(Data for the task Opens)
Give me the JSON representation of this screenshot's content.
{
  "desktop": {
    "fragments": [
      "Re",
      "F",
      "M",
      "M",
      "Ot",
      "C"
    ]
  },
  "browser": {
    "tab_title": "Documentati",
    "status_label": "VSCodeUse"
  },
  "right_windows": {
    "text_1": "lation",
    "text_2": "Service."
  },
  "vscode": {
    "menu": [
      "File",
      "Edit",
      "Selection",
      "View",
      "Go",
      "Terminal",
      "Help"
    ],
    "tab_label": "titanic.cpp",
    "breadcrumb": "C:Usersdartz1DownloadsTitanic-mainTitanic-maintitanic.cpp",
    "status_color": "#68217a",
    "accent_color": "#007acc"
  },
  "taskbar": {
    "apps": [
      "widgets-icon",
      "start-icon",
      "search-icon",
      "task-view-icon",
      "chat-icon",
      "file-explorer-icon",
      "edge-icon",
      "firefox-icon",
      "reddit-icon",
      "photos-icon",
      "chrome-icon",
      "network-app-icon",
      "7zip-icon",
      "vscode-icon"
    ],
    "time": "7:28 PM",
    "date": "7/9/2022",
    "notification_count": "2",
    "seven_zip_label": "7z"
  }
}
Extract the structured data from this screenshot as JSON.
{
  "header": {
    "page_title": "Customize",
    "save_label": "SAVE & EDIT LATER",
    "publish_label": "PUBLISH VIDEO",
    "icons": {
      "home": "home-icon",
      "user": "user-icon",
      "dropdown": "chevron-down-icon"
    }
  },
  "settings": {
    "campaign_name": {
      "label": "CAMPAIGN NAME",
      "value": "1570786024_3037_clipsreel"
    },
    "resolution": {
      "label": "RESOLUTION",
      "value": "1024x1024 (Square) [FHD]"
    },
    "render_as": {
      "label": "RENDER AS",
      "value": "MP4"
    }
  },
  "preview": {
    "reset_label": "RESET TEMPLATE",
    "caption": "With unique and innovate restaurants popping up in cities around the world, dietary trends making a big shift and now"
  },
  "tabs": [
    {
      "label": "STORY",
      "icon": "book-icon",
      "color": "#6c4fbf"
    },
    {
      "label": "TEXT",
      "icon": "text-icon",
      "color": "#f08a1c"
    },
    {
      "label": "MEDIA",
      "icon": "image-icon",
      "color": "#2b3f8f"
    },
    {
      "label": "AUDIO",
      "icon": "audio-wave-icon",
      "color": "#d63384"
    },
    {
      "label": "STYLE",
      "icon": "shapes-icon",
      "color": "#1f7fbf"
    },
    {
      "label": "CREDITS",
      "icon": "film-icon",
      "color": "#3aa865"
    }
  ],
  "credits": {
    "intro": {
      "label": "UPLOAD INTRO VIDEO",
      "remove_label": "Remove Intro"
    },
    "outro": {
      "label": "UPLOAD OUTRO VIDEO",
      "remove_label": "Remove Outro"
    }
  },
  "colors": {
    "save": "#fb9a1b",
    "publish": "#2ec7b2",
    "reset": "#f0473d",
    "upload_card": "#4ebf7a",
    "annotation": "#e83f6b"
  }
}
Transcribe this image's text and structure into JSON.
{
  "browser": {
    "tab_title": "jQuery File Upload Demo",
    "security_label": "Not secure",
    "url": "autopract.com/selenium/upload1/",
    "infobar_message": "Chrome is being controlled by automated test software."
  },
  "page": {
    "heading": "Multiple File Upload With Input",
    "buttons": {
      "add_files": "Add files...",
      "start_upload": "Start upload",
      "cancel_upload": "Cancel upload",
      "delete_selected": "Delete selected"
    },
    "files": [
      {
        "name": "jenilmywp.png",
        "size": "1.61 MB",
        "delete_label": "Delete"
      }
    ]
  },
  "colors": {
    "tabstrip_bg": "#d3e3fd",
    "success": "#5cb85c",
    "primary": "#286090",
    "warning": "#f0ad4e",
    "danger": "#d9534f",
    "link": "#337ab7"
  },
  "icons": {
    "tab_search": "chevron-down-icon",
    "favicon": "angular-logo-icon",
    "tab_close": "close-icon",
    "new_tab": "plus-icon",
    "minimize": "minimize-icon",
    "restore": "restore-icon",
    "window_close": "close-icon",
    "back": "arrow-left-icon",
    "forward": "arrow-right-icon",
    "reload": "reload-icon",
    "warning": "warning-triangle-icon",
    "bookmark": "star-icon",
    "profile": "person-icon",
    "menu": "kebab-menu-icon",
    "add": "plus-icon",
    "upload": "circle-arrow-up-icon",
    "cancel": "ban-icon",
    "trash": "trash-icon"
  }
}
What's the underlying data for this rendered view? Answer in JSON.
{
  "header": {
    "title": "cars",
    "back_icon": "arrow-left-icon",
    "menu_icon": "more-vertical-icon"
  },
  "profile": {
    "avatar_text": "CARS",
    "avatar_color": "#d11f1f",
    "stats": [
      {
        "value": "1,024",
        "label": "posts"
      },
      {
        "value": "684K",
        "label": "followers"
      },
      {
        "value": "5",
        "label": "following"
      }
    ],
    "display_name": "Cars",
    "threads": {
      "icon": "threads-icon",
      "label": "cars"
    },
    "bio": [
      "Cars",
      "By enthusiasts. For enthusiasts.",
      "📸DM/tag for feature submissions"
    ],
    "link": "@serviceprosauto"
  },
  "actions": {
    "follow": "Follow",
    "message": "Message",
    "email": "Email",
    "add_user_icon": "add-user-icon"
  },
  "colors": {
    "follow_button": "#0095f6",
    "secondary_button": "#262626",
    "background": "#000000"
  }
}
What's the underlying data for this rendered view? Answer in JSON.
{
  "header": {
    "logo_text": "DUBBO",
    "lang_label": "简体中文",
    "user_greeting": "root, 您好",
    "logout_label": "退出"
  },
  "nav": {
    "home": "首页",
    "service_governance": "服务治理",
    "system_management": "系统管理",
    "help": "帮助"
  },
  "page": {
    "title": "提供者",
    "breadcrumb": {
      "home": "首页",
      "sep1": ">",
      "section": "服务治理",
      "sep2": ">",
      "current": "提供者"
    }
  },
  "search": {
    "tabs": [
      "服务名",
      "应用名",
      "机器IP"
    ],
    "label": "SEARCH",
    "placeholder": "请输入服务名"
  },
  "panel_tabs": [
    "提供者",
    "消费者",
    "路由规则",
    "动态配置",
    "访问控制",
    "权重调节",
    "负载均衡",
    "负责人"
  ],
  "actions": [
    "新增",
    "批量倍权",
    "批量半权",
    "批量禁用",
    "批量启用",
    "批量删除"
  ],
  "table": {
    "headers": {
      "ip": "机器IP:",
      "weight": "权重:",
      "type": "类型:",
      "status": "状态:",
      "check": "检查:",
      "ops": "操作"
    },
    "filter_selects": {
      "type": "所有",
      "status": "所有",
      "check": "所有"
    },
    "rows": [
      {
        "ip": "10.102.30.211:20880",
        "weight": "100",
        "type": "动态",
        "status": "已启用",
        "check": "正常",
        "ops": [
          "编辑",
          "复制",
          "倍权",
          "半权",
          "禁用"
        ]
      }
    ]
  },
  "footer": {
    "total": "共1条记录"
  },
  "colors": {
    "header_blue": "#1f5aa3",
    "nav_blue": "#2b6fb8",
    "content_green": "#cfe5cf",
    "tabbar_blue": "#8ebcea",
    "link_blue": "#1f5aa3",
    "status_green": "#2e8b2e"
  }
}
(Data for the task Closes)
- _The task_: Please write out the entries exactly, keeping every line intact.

- _Written reply_:
Give me the JSON representation of this screenshot's content.
{
  "desktop": {
    "fragments": [
      "Re",
      "F",
      "M",
      "M",
      "Ot",
      "C"
    ]
  },
  "browser": {
    "tab_title": "Documentati",
    "status_label": "VSCodeUse"
  },
  "right_windows": {
    "text_1": "lation",
    "text_2": "Service."
  },
  "vscode": {
    "menu": [
      "File",
      "Edit",
      "Selection",
      "View",
      "Go",
      "Terminal",
      "Help"
    ],
    "tab_label": "titanic.cpp",
    "breadcrumb": "C:Usersdartz1DownloadsTitanic-mainTitanic-maintitanic.cpp",
    "status_color": "#68217a",
    "accent_color": "#007acc"
  },
  "taskbar": {
    "apps": [
      "widgets-icon",
      "start-icon",
      "search-icon",
      "task-view-icon",
      "chat-icon",
      "file-explorer-icon",
      "edge-icon",
      "firefox-icon",
      "reddit-icon",
      "photos-icon",
      "chrome-icon",
      "network-app-icon",
      "7zip-icon",
      "vscode-icon"
    ],
    "time": "7:28 PM",
    "date": "7/9/2022",
    "notification_count": "2",
    "seven_zip_label": "7z"
  }
}
Extract the structured data from this screenshot as JSON.
{
  "header": {
    "page_title": "Customize",
    "save_label": "SAVE & EDIT LATER",
    "publish_label": "PUBLISH VIDEO",
    "icons": {
      "home": "home-icon",
      "user": "user-icon",
      "dropdown": "chevron-down-icon"
    }
  },
  "settings": {
    "campaign_name": {
      "label": "CAMPAIGN NAME",
      "value": "1570786024_3037_clipsreel"
    },
    "resolution": {
      "label": "RESOLUTION",
      "value": "1024x1024 (Square) [FHD]"
    },
    "render_as": {
      "label": "RENDER AS",
      "value": "MP4"
    }
  },
  "preview": {
    "reset_label": "RESET TEMPLATE",
    "caption": "With unique and innovate restaurants popping up in cities around the world, dietary trends making a big shift and now"
  },
  "tabs": [
    {
      "label": "STORY",
      "icon": "book-icon",
      "color": "#6c4fbf"
    },
    {
      "label": "TEXT",
      "icon": "text-icon",
      "color": "#f08a1c"
    },
    {
      "label": "MEDIA",
      "icon": "image-icon",
      "color": "#2b3f8f"
    },
    {
      "label": "AUDIO",
      "icon": "audio-wave-icon",
      "color": "#d63384"
    },
    {
      "label": "STYLE",
      "icon": "shapes-icon",
      "color": "#1f7fbf"
    },
    {
      "label": "CREDITS",
      "icon": "film-icon",
      "color": "#3aa865"
    }
  ],
  "credits": {
    "intro": {
      "label": "UPLOAD INTRO VIDEO",
      "remove_label": "Remove Intro"
    },
    "outro": {
      "label": "UPLOAD OUTRO VIDEO",
      "remove_label": "Remove Outro"
    }
  },
  "colors": {
    "save": "#fb9a1b",
    "publish": "#2ec7b2",
    "reset": "#f0473d",
    "upload_card": "#4ebf7a",
    "annotation": "#e83f6b"
  }
}
Transcribe this image's text and structure into JSON.
{
  "browser": {
    "tab_title": "jQuery File Upload Demo",
    "security_label": "Not secure",
    "url": "autopract.com/selenium/upload1/",
    "infobar_message": "Chrome is being controlled by automated test software."
  },
  "page": {
    "heading": "Multiple File Upload With Input",
    "buttons": {
      "add_files": "Add files...",
      "start_upload": "Start upload",
      "cancel_upload": "Cancel upload",
      "delete_selected": "Delete selected"
    },
    "files": [
      {
        "name": "jenilmywp.png",
        "size": "1.61 MB",
        "delete_label": "Delete"
      }
    ]
  },
  "colors": {
    "tabstrip_bg": "#d3e3fd",
    "success": "#5cb85c",
    "primary": "#286090",
    "warning": "#f0ad4e",
    "danger": "#d9534f",
    "link": "#337ab7"
  },
  "icons": {
    "tab_search": "chevron-down-icon",
    "favicon": "angular-logo-icon",
    "tab_close": "close-icon",
    "new_tab": "plus-icon",
    "minimize": "minimize-icon",
    "restore": "restore-icon",
    "window_close": "close-icon",
    "back": "arrow-left-icon",
    "forward": "arrow-right-icon",
    "reload": "reload-icon",
    "warning": "warning-triangle-icon",
    "bookmark": "star-icon",
    "profile": "person-icon",
    "menu": "kebab-menu-icon",
    "add": "plus-icon",
    "upload": "circle-arrow-up-icon",
    "cancel": "ban-icon",
    "trash": "trash-icon"
  }
}
What's the underlying data for this rendered view? Answer in JSON.
{
  "header": {
    "title": "cars",
    "back_icon": "arrow-left-icon",
    "menu_icon": "more-vertical-icon"
  },
  "profile": {
    "avatar_text": "CARS",
    "avatar_color": "#d11f1f",
    "stats": [
      {
        "value": "1,024",
        "label": "posts"
      },
      {
        "value": "684K",
        "label": "followers"
      },
      {
        "value": "5",
        "label": "following"
      }
    ],
    "display_name": "Cars",
    "threads": {
      "icon": "threads-icon",
      "label": "cars"
    },
    "bio": [
      "Cars",
      "By enthusiasts. For enthusiasts.",
      "📸DM/tag for feature submissions"
    ],
    "link": "@serviceprosauto"
  },
  "actions": {
    "follow": "Follow",
    "message": "Message",
    "email": "Email",
    "add_user_icon": "add-user-icon"
  },
  "colors": {
    "follow_button": "#0095f6",
    "secondary_button": "#262626",
    "background": "#000000"
  }
}
What's the underlying data for this rendered view? Answer in JSON.
{
  "header": {
    "logo_text": "DUBBO",
    "lang_label": "简体中文",
    "user_greeting": "root, 您好",
    "logout_label": "退出"
  },
  "nav": {
    "home": "首页",
    "service_governance": "服务治理",
    "system_management": "系统管理",
    "help": "帮助"
  },
  "page": {
    "title": "提供者",
    "breadcrumb": {
      "home": "首页",
      "sep1": ">",
      "section": "服务治理",
      "sep2": ">",
      "current": "提供者"
    }
  },
  "search": {
    "tabs": [
      "服务名",
      "应用名",
      "机器IP"
    ],
    "label": "SEARCH",
    "placeholder": "请输入服务名"
  },
  "panel_tabs": [
    "提供者",
    "消费者",
    "路由规则",
    "动态配置",
    "访问控制",
    "权重调节",
    "负载均衡",
    "负责人"
  ],
  "actions": [
    "新增",
    "批量倍权",
    "批量半权",
    "批量禁用",
    "批量启用",
    "批量删除"
  ],
  "table": {
    "headers": {
      "ip": "机器IP:",
      "weight": "权重:",
      "type": "类型:",
      "status": "状态:",
      "check": "检查:",
      "ops": "操作"
    },
    "filter_selects": {
      "type": "所有",
      "status": "所有",
      "check": "所有"
    },
    "rows": [
      {
        "ip": "10.102.30.211:20880",
        "weight": "100",
        "type": "动态",
        "status": "已启用",
        "check": "正常",
        "ops": [
          "编辑",
          "复制",
          "倍权",
          "半权",
          "禁用"
        ]
      }
    ]
  },
  "footer": {
    "total": "共1条记录"
  },
  "colors": {
    "header_blue": "#1f5aa3",
    "nav_blue": "#2b6fb8",
    "content_green": "#cfe5cf",
    "tabbar_blue": "#8ebcea",
    "link_blue": "#1f5aa3",
    "status_green": "#2e8b2e"
  }
}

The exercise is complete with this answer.